**DESCRIPTION OF THE TASK**
What lines of the material below hold the string "selected"? Copy them out.

+++ INPUT DATA +++

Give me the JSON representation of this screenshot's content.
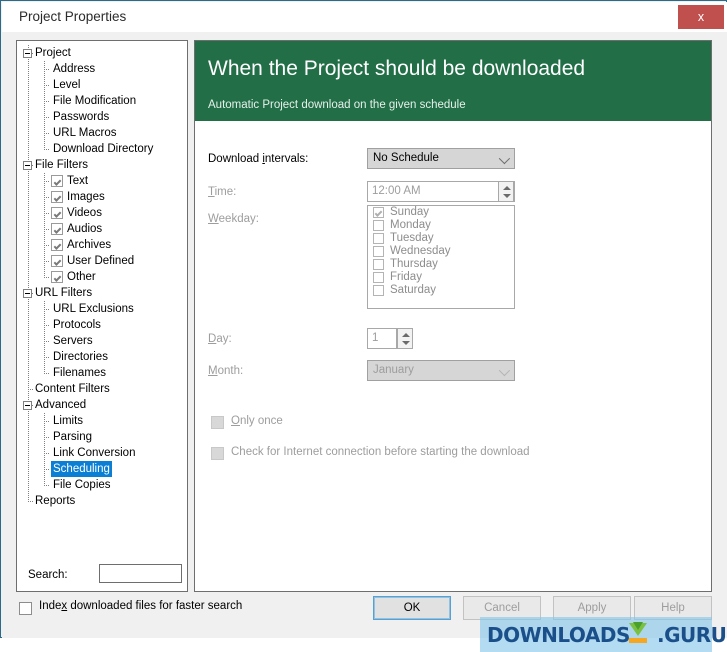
{
  "window": {
    "title": "Project Properties",
    "close_label": "x",
    "close_icon": "close-icon",
    "border_color": "#2c6a8a"
  },
  "tree": {
    "selected": "Scheduling",
    "selection_color": "#0a7fd4",
    "items": [
      {
        "label": "Project",
        "depth": 0,
        "expander": "minus"
      },
      {
        "label": "Address",
        "depth": 1
      },
      {
        "label": "Level",
        "depth": 1
      },
      {
        "label": "File Modification",
        "depth": 1
      },
      {
        "label": "Passwords",
        "depth": 1
      },
      {
        "label": "URL Macros",
        "depth": 1
      },
      {
        "label": "Download Directory",
        "depth": 1,
        "last": true
      },
      {
        "label": "File Filters",
        "depth": 0,
        "expander": "minus"
      },
      {
        "label": "Text",
        "depth": 1,
        "checkbox": true,
        "checked": true
      },
      {
        "label": "Images",
        "depth": 1,
        "checkbox": true,
        "checked": true
      },
      {
        "label": "Videos",
        "depth": 1,
        "checkbox": true,
        "checked": true
      },
      {
        "label": "Audios",
        "depth": 1,
        "checkbox": true,
        "checked": true
      },
      {
        "label": "Archives",
        "depth": 1,
        "checkbox": true,
        "checked": true
      },
      {
        "label": "User Defined",
        "depth": 1,
        "checkbox": true,
        "checked": true
      },
      {
        "label": "Other",
        "depth": 1,
        "checkbox": true,
        "checked": true,
        "last": true
      },
      {
        "label": "URL Filters",
        "depth": 0,
        "expander": "minus"
      },
      {
        "label": "URL Exclusions",
        "depth": 1
      },
      {
        "label": "Protocols",
        "depth": 1
      },
      {
        "label": "Servers",
        "depth": 1
      },
      {
        "label": "Directories",
        "depth": 1
      },
      {
        "label": "Filenames",
        "depth": 1,
        "last": true
      },
      {
        "label": "Content Filters",
        "depth": 0
      },
      {
        "label": "Advanced",
        "depth": 0,
        "expander": "minus"
      },
      {
        "label": "Limits",
        "depth": 1
      },
      {
        "label": "Parsing",
        "depth": 1
      },
      {
        "label": "Link Conversion",
        "depth": 1
      },
      {
        "label": "Scheduling",
        "depth": 1,
        "selected": true
      },
      {
        "label": "File Copies",
        "depth": 1,
        "last": true
      },
      {
        "label": "Reports",
        "depth": 0,
        "last": true
      }
    ],
    "search": {
      "label": "Search:",
      "value": "",
      "placeholder": ""
    }
  },
  "pane": {
    "header": {
      "title": "When the Project should be downloaded",
      "subtitle": "Automatic Project download on the given schedule",
      "background": "#216e47"
    },
    "fields": {
      "download_intervals": {
        "label_pre": "Download ",
        "label_acc": "i",
        "label_post": "ntervals:",
        "value": "No Schedule",
        "enabled": true,
        "chevron_icon": "chevron-down-icon"
      },
      "time": {
        "label_acc": "T",
        "label_post": "ime:",
        "value": "12:00 AM",
        "enabled": false,
        "spinner_up_icon": "arrow-up-icon",
        "spinner_down_icon": "arrow-down-icon"
      },
      "weekday": {
        "label_acc": "W",
        "label_post": "eekday:",
        "enabled": false,
        "options": [
          {
            "label": "Sunday",
            "checked": true
          },
          {
            "label": "Monday",
            "checked": false
          },
          {
            "label": "Tuesday",
            "checked": false
          },
          {
            "label": "Wednesday",
            "checked": false
          },
          {
            "label": "Thursday",
            "checked": false
          },
          {
            "label": "Friday",
            "checked": false
          },
          {
            "label": "Saturday",
            "checked": false
          }
        ]
      },
      "day": {
        "label_acc": "D",
        "label_post": "ay:",
        "value": "1",
        "enabled": false,
        "spinner_up_icon": "arrow-up-icon",
        "spinner_down_icon": "arrow-down-icon"
      },
      "month": {
        "label_acc": "M",
        "label_post": "onth:",
        "value": "January",
        "enabled": false,
        "chevron_icon": "chevron-down-icon"
      },
      "only_once": {
        "label_acc": "O",
        "label_post": "nly once",
        "checked": false,
        "enabled": false
      },
      "check_internet": {
        "label": "Check for Internet connection before starting the download",
        "checked": false,
        "enabled": false
      }
    }
  },
  "footer": {
    "index_checkbox": {
      "label_pre": "Inde",
      "label_acc": "x",
      "label_post": " downloaded files for faster search",
      "checked": false
    },
    "buttons": [
      {
        "label": "OK",
        "name": "ok-button",
        "default": true,
        "enabled": true
      },
      {
        "label": "Cancel",
        "name": "cancel-button",
        "default": false,
        "enabled": false
      },
      {
        "label": "Apply",
        "name": "apply-button",
        "default": false,
        "enabled": false
      },
      {
        "label": "Help",
        "name": "help-button",
        "default": false,
        "enabled": false
      }
    ]
  },
  "watermark": {
    "text_left": "DOWNLOADS",
    "text_right": ".GURU",
    "logo_icon": "download-arrow-icon",
    "text_color": "#1a4f8a",
    "band_color": "#85c7eb"
  }
}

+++

**WRITTEN RESPONSE**
    "selected": "Scheduling",
        "selected": true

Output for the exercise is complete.